THE TASK:
Start to finish, repeat the records exactly.

[Data items]
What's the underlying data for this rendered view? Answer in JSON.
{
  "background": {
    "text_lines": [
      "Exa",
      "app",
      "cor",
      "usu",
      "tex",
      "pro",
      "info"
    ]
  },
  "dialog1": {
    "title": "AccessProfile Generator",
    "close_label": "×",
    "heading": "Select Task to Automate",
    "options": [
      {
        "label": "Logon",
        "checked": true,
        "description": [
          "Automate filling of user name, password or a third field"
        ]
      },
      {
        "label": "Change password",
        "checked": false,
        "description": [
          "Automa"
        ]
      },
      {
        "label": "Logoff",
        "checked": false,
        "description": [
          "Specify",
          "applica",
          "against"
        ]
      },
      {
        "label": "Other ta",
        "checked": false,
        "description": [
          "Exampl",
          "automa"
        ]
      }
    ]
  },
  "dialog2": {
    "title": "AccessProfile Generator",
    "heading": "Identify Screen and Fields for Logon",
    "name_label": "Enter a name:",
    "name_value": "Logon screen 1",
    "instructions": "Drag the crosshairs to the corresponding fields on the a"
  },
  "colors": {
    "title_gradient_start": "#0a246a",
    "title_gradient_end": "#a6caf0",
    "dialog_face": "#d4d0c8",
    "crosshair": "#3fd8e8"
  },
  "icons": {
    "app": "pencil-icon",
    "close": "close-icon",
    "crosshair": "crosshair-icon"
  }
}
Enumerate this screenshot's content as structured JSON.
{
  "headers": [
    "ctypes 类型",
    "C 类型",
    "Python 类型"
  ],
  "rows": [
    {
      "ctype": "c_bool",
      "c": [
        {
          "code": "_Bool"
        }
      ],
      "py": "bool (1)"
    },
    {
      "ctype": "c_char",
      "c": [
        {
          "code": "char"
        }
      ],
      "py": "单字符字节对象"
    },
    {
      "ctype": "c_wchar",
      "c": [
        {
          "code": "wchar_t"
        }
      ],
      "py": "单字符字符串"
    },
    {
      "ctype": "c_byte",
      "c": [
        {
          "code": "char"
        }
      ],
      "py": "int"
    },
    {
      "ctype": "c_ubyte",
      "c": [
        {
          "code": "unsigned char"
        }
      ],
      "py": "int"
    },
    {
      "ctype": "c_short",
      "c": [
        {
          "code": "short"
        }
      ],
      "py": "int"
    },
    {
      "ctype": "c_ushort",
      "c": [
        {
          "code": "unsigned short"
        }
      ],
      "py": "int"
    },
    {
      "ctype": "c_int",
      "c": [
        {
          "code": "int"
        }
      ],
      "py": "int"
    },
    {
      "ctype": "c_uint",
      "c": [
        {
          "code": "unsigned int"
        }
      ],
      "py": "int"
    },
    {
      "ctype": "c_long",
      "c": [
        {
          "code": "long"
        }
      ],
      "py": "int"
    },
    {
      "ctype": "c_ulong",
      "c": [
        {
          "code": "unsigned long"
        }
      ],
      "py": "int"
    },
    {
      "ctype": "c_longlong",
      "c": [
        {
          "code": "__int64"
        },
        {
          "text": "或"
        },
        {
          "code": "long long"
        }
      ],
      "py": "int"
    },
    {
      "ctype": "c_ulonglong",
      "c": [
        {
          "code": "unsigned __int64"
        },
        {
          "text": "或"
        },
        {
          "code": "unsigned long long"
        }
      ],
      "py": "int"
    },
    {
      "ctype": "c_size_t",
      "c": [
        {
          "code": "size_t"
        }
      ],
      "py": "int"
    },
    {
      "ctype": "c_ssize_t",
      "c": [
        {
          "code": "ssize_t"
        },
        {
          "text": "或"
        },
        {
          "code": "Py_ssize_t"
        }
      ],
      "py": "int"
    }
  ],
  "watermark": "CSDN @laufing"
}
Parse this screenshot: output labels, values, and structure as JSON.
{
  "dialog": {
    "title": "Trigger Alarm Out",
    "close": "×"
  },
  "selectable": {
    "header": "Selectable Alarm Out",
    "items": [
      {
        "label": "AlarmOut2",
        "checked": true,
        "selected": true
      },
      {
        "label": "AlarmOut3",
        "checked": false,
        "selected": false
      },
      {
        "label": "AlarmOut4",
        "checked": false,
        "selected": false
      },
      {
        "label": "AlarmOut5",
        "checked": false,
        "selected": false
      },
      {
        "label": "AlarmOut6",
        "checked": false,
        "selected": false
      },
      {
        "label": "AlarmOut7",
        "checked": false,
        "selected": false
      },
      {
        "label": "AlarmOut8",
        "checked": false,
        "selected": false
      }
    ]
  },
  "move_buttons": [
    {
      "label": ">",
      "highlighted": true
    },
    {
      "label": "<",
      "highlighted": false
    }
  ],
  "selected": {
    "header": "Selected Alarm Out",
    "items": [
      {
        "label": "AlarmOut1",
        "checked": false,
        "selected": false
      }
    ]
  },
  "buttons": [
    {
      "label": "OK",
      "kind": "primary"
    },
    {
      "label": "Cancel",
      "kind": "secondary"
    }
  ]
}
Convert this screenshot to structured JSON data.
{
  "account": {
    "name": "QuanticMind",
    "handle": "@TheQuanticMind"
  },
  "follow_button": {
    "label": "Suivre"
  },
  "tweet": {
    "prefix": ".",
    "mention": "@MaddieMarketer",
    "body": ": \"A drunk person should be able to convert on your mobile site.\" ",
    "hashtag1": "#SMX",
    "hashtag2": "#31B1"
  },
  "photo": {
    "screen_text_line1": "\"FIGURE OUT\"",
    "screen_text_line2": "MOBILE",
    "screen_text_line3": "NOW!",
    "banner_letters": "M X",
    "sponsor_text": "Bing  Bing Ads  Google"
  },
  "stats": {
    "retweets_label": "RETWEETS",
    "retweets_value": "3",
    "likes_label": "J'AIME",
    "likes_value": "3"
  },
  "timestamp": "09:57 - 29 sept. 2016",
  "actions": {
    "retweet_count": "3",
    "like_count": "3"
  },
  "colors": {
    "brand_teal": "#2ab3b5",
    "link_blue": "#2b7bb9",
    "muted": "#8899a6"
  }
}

TASK ANSWER:
What's the underlying data for this rendered view? Answer in JSON.
{
  "background": {
    "text_lines": [
      "Exa",
      "app",
      "cor",
      "usu",
      "tex",
      "pro",
      "info"
    ]
  },
  "dialog1": {
    "title": "AccessProfile Generator",
    "close_label": "×",
    "heading": "Select Task to Automate",
    "options": [
      {
        "label": "Logon",
        "checked": true,
        "description": [
          "Automate filling of user name, password or a third field"
        ]
      },
      {
        "label": "Change password",
        "checked": false,
        "description": [
          "Automa"
        ]
      },
      {
        "label": "Logoff",
        "checked": false,
        "description": [
          "Specify",
          "applica",
          "against"
        ]
      },
      {
        "label": "Other ta",
        "checked": false,
        "description": [
          "Exampl",
          "automa"
        ]
      }
    ]
  },
  "dialog2": {
    "title": "AccessProfile Generator",
    "heading": "Identify Screen and Fields for Logon",
    "name_label": "Enter a name:",
    "name_value": "Logon screen 1",
    "instructions": "Drag the crosshairs to the corresponding fields on the a"
  },
  "colors": {
    "title_gradient_start": "#0a246a",
    "title_gradient_end": "#a6caf0",
    "dialog_face": "#d4d0c8",
    "crosshair": "#3fd8e8"
  },
  "icons": {
    "app": "pencil-icon",
    "close": "close-icon",
    "crosshair": "crosshair-icon"
  }
}
Enumerate this screenshot's content as structured JSON.
{
  "headers": [
    "ctypes 类型",
    "C 类型",
    "Python 类型"
  ],
  "rows": [
    {
      "ctype": "c_bool",
      "c": [
        {
          "code": "_Bool"
        }
      ],
      "py": "bool (1)"
    },
    {
      "ctype": "c_char",
      "c": [
        {
          "code": "char"
        }
      ],
      "py": "单字符字节对象"
    },
    {
      "ctype": "c_wchar",
      "c": [
        {
          "code": "wchar_t"
        }
      ],
      "py": "单字符字符串"
    },
    {
      "ctype": "c_byte",
      "c": [
        {
          "code": "char"
        }
      ],
      "py": "int"
    },
    {
      "ctype": "c_ubyte",
      "c": [
        {
          "code": "unsigned char"
        }
      ],
      "py": "int"
    },
    {
      "ctype": "c_short",
      "c": [
        {
          "code": "short"
        }
      ],
      "py": "int"
    },
    {
      "ctype": "c_ushort",
      "c": [
        {
          "code": "unsigned short"
        }
      ],
      "py": "int"
    },
    {
      "ctype": "c_int",
      "c": [
        {
          "code": "int"
        }
      ],
      "py": "int"
    },
    {
      "ctype": "c_uint",
      "c": [
        {
          "code": "unsigned int"
        }
      ],
      "py": "int"
    },
    {
      "ctype": "c_long",
      "c": [
        {
          "code": "long"
        }
      ],
      "py": "int"
    },
    {
      "ctype": "c_ulong",
      "c": [
        {
          "code": "unsigned long"
        }
      ],
      "py": "int"
    },
    {
      "ctype": "c_longlong",
      "c": [
        {
          "code": "__int64"
        },
        {
          "text": "或"
        },
        {
          "code": "long long"
        }
      ],
      "py": "int"
    },
    {
      "ctype": "c_ulonglong",
      "c": [
        {
          "code": "unsigned __int64"
        },
        {
          "text": "或"
        },
        {
          "code": "unsigned long long"
        }
      ],
      "py": "int"
    },
    {
      "ctype": "c_size_t",
      "c": [
        {
          "code": "size_t"
        }
      ],
      "py": "int"
    },
    {
      "ctype": "c_ssize_t",
      "c": [
        {
          "code": "ssize_t"
        },
        {
          "text": "或"
        },
        {
          "code": "Py_ssize_t"
        }
      ],
      "py": "int"
    }
  ],
  "watermark": "CSDN @laufing"
}
Parse this screenshot: output labels, values, and structure as JSON.
{
  "dialog": {
    "title": "Trigger Alarm Out",
    "close": "×"
  },
  "selectable": {
    "header": "Selectable Alarm Out",
    "items": [
      {
        "label": "AlarmOut2",
        "checked": true,
        "selected": true
      },
      {
        "label": "AlarmOut3",
        "checked": false,
        "selected": false
      },
      {
        "label": "AlarmOut4",
        "checked": false,
        "selected": false
      },
      {
        "label": "AlarmOut5",
        "checked": false,
        "selected": false
      },
      {
        "label": "AlarmOut6",
        "checked": false,
        "selected": false
      },
      {
        "label": "AlarmOut7",
        "checked": false,
        "selected": false
      },
      {
        "label": "AlarmOut8",
        "checked": false,
        "selected": false
      }
    ]
  },
  "move_buttons": [
    {
      "label": ">",
      "highlighted": true
    },
    {
      "label": "<",
      "highlighted": false
    }
  ],
  "selected": {
    "header": "Selected Alarm Out",
    "items": [
      {
        "label": "AlarmOut1",
        "checked": false,
        "selected": false
      }
    ]
  },
  "buttons": [
    {
      "label": "OK",
      "kind": "primary"
    },
    {
      "label": "Cancel",
      "kind": "secondary"
    }
  ]
}
Convert this screenshot to structured JSON data.
{
  "account": {
    "name": "QuanticMind",
    "handle": "@TheQuanticMind"
  },
  "follow_button": {
    "label": "Suivre"
  },
  "tweet": {
    "prefix": ".",
    "mention": "@MaddieMarketer",
    "body": ": \"A drunk person should be able to convert on your mobile site.\" ",
    "hashtag1": "#SMX",
    "hashtag2": "#31B1"
  },
  "photo": {
    "screen_text_line1": "\"FIGURE OUT\"",
    "screen_text_line2": "MOBILE",
    "screen_text_line3": "NOW!",
    "banner_letters": "M X",
    "sponsor_text": "Bing  Bing Ads  Google"
  },
  "stats": {
    "retweets_label": "RETWEETS",
    "retweets_value": "3",
    "likes_label": "J'AIME",
    "likes_value": "3"
  },
  "timestamp": "09:57 - 29 sept. 2016",
  "actions": {
    "retweet_count": "3",
    "like_count": "3"
  },
  "colors": {
    "brand_teal": "#2ab3b5",
    "link_blue": "#2b7bb9",
    "muted": "#8899a6"
  }
}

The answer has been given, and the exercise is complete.